What the task asks: After going through the data, give the number of lines that contain the word "JSON" as your sole answer.

The data:
# # # # # # #

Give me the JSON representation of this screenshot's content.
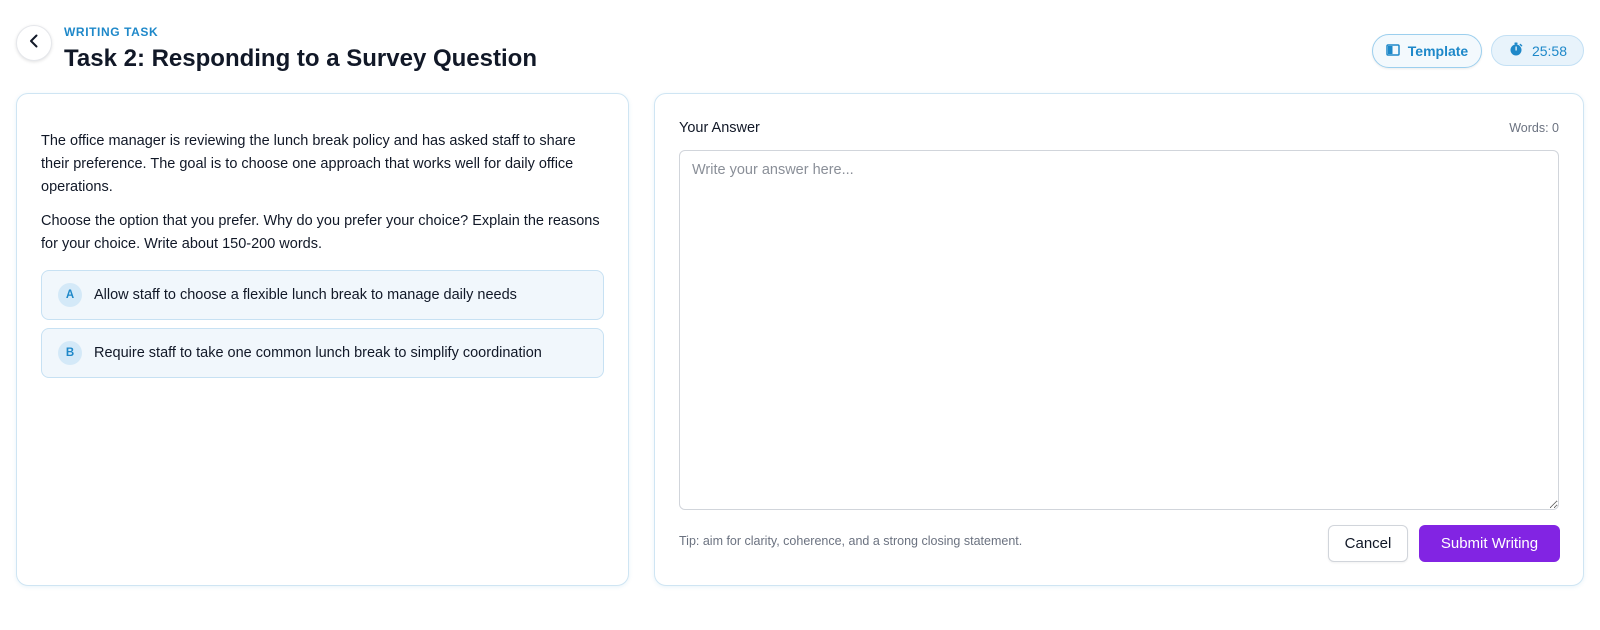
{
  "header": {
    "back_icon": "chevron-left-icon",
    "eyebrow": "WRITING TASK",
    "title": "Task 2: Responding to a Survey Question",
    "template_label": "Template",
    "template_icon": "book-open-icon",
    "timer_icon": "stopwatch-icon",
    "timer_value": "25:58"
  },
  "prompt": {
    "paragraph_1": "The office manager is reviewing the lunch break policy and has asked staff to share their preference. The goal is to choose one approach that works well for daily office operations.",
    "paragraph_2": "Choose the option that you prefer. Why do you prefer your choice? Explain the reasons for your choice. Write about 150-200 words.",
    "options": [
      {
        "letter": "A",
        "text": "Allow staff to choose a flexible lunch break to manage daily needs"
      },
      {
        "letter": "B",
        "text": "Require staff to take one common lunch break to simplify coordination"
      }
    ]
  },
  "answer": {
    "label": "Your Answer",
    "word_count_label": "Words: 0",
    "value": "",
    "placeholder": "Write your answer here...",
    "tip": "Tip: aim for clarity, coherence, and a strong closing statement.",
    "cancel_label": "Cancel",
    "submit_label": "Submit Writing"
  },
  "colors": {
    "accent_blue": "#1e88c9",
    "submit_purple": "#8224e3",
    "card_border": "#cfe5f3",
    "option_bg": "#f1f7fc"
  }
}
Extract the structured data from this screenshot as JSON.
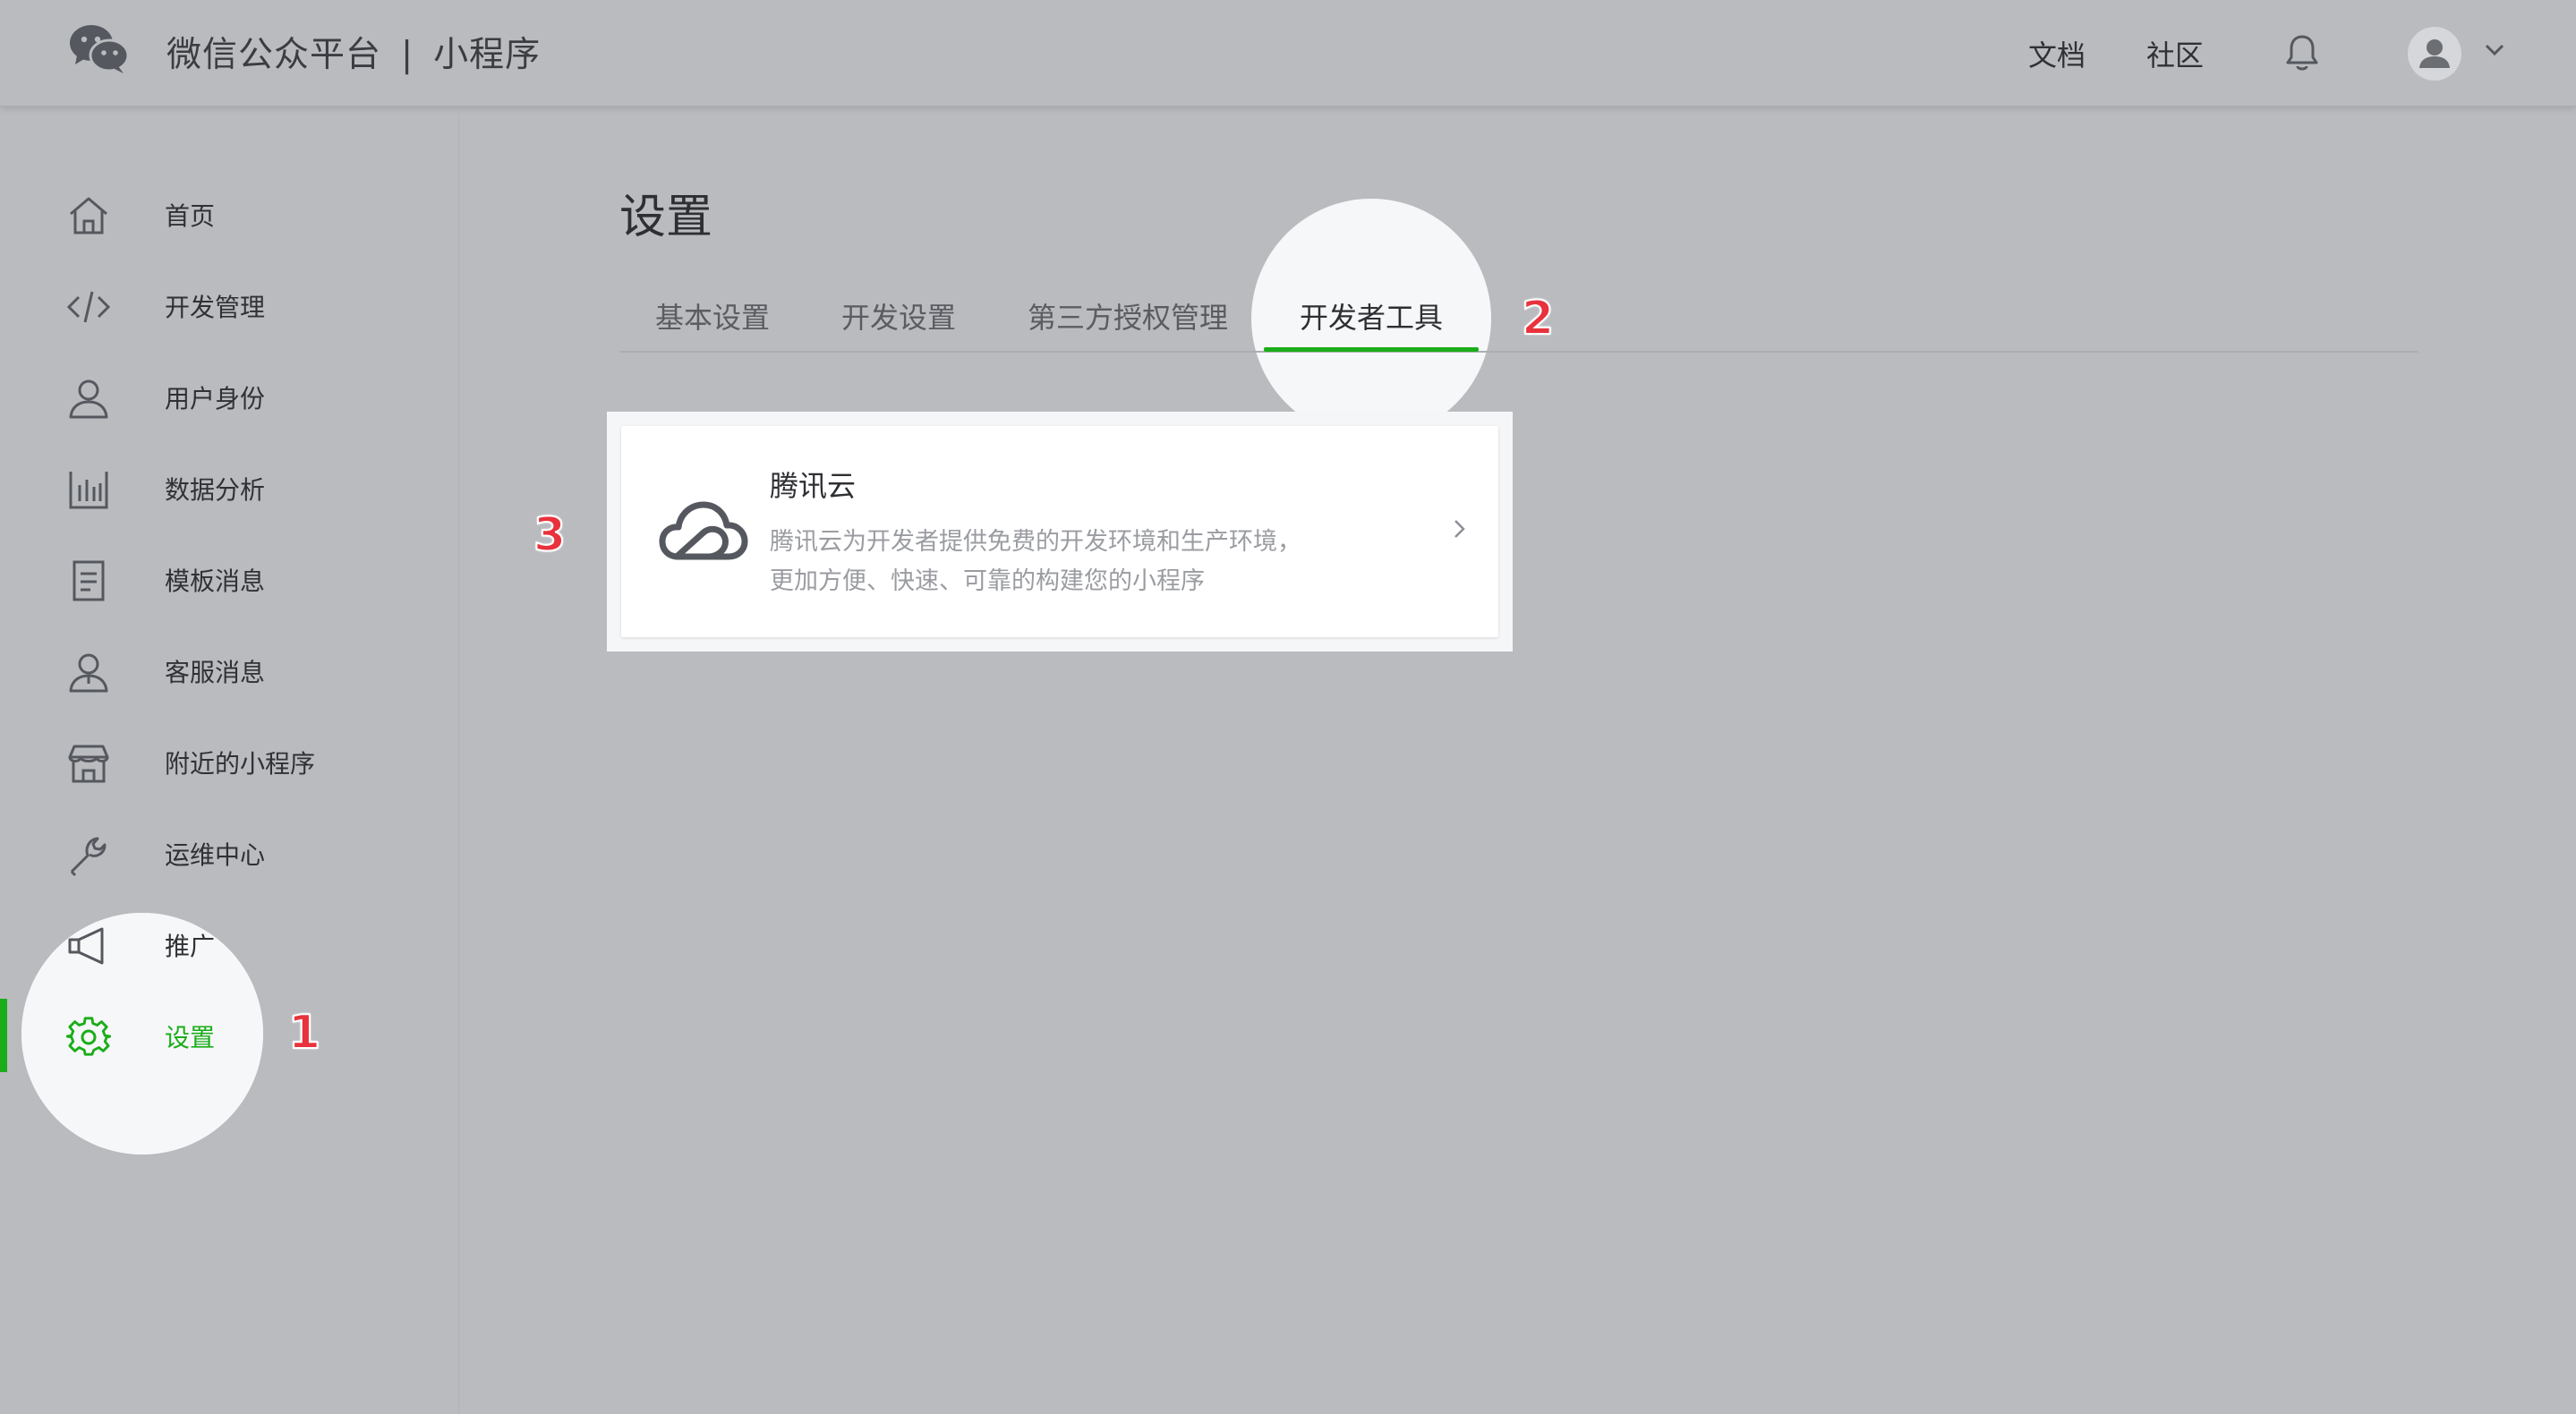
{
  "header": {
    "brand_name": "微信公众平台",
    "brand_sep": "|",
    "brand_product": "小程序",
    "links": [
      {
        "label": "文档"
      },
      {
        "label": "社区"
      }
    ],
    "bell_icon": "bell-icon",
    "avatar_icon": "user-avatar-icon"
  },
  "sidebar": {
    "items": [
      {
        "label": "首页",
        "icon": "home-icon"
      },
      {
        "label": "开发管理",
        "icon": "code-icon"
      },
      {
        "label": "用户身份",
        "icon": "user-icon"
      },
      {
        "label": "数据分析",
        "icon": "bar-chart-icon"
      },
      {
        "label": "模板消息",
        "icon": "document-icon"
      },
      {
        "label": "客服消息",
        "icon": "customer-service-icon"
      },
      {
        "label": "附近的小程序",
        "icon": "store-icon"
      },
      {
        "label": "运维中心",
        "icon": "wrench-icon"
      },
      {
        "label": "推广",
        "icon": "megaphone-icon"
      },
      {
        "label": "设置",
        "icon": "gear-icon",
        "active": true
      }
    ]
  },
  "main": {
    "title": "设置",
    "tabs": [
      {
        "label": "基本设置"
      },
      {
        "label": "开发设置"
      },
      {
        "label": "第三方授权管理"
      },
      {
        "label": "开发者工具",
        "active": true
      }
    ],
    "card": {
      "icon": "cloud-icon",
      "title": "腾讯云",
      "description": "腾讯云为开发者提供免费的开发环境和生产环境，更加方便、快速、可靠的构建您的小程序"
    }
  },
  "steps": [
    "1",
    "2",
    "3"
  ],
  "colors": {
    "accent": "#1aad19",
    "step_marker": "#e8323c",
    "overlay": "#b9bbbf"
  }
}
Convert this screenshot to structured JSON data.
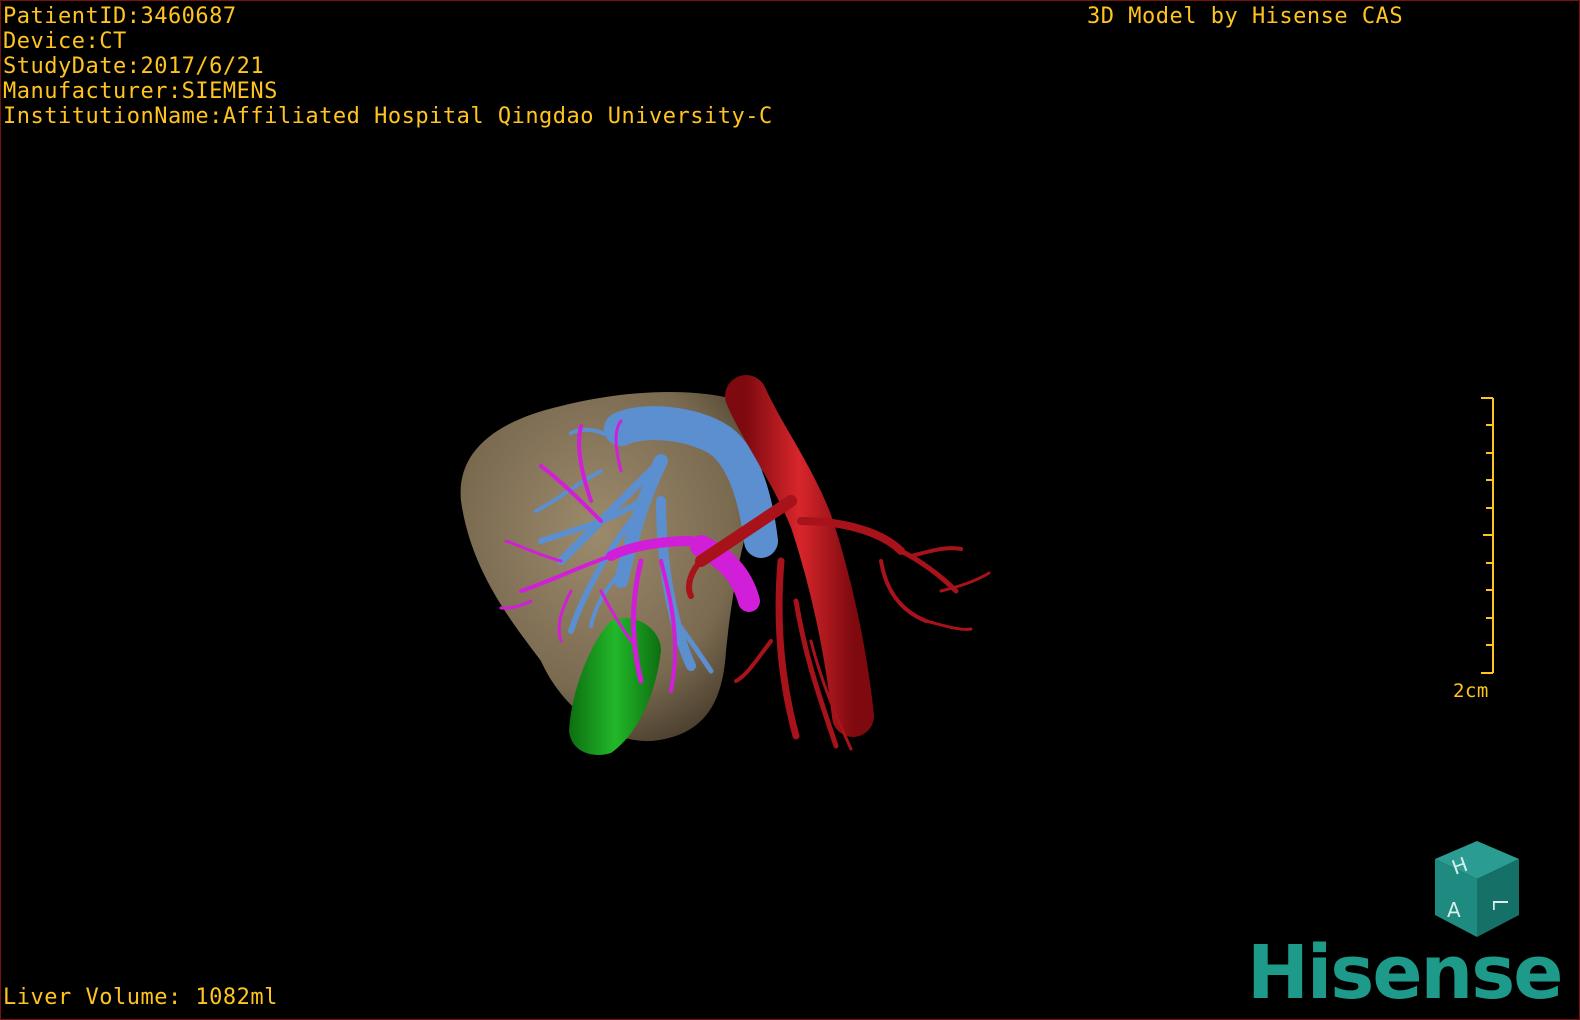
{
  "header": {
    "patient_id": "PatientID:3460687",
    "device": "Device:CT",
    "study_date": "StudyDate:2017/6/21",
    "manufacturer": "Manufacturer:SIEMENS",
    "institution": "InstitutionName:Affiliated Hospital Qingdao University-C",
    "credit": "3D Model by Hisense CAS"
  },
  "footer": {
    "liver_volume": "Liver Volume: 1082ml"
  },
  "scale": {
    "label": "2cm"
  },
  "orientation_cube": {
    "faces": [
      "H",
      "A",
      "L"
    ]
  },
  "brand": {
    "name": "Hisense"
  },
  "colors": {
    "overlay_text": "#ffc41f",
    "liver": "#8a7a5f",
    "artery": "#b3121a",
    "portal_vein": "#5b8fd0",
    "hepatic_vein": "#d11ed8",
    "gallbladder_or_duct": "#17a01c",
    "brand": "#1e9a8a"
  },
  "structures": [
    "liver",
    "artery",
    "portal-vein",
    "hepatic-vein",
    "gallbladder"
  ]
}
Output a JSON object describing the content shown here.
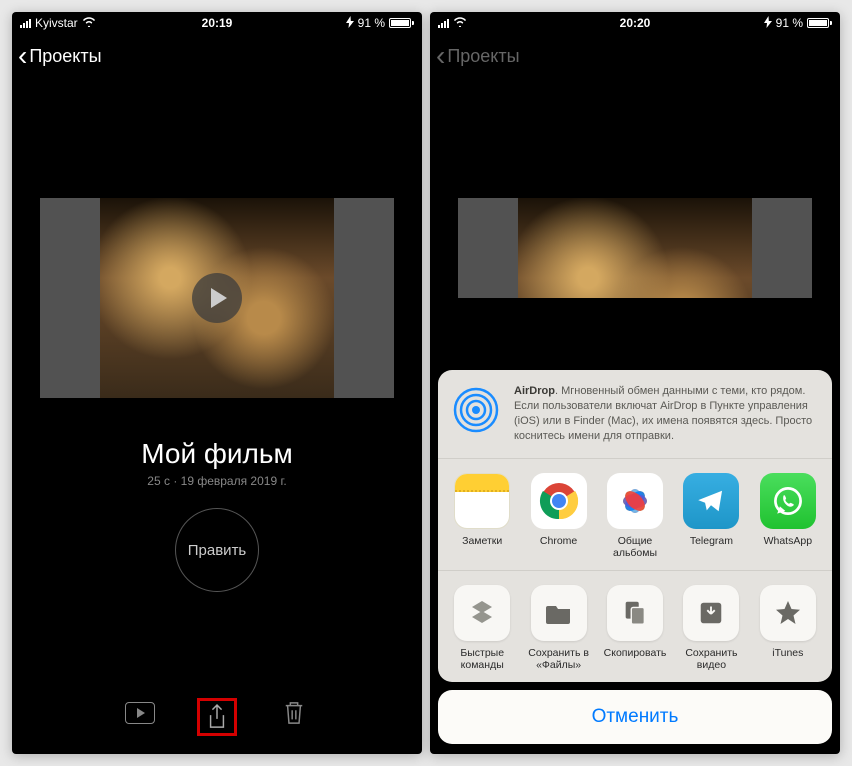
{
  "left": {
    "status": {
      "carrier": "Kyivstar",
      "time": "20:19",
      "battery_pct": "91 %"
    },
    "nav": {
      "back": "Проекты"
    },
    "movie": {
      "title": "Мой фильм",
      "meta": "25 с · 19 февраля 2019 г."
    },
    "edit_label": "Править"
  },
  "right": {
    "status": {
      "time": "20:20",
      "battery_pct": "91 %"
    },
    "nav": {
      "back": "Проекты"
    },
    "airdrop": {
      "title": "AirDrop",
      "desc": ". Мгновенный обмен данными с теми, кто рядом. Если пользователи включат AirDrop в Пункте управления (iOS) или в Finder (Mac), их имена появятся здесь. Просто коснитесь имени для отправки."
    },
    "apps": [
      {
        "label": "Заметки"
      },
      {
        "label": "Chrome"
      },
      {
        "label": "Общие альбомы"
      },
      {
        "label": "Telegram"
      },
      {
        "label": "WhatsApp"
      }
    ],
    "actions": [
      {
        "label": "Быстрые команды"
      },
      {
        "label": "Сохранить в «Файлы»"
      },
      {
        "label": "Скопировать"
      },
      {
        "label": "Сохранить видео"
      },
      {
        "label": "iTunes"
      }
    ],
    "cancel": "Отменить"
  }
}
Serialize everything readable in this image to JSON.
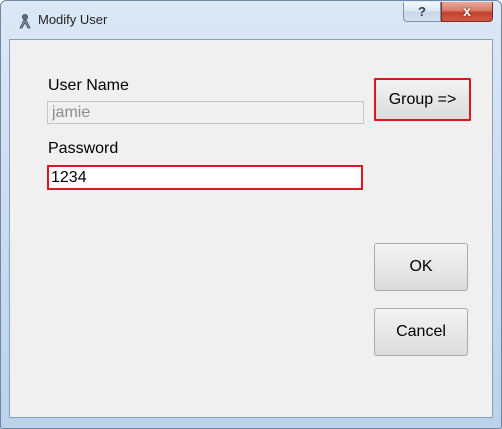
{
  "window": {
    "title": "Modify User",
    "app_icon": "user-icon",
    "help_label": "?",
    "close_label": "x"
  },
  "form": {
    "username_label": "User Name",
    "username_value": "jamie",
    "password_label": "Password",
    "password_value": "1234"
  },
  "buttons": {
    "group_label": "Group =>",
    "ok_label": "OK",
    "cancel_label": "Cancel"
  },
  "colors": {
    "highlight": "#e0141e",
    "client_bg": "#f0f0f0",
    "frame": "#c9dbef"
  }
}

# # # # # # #

Solution below: 5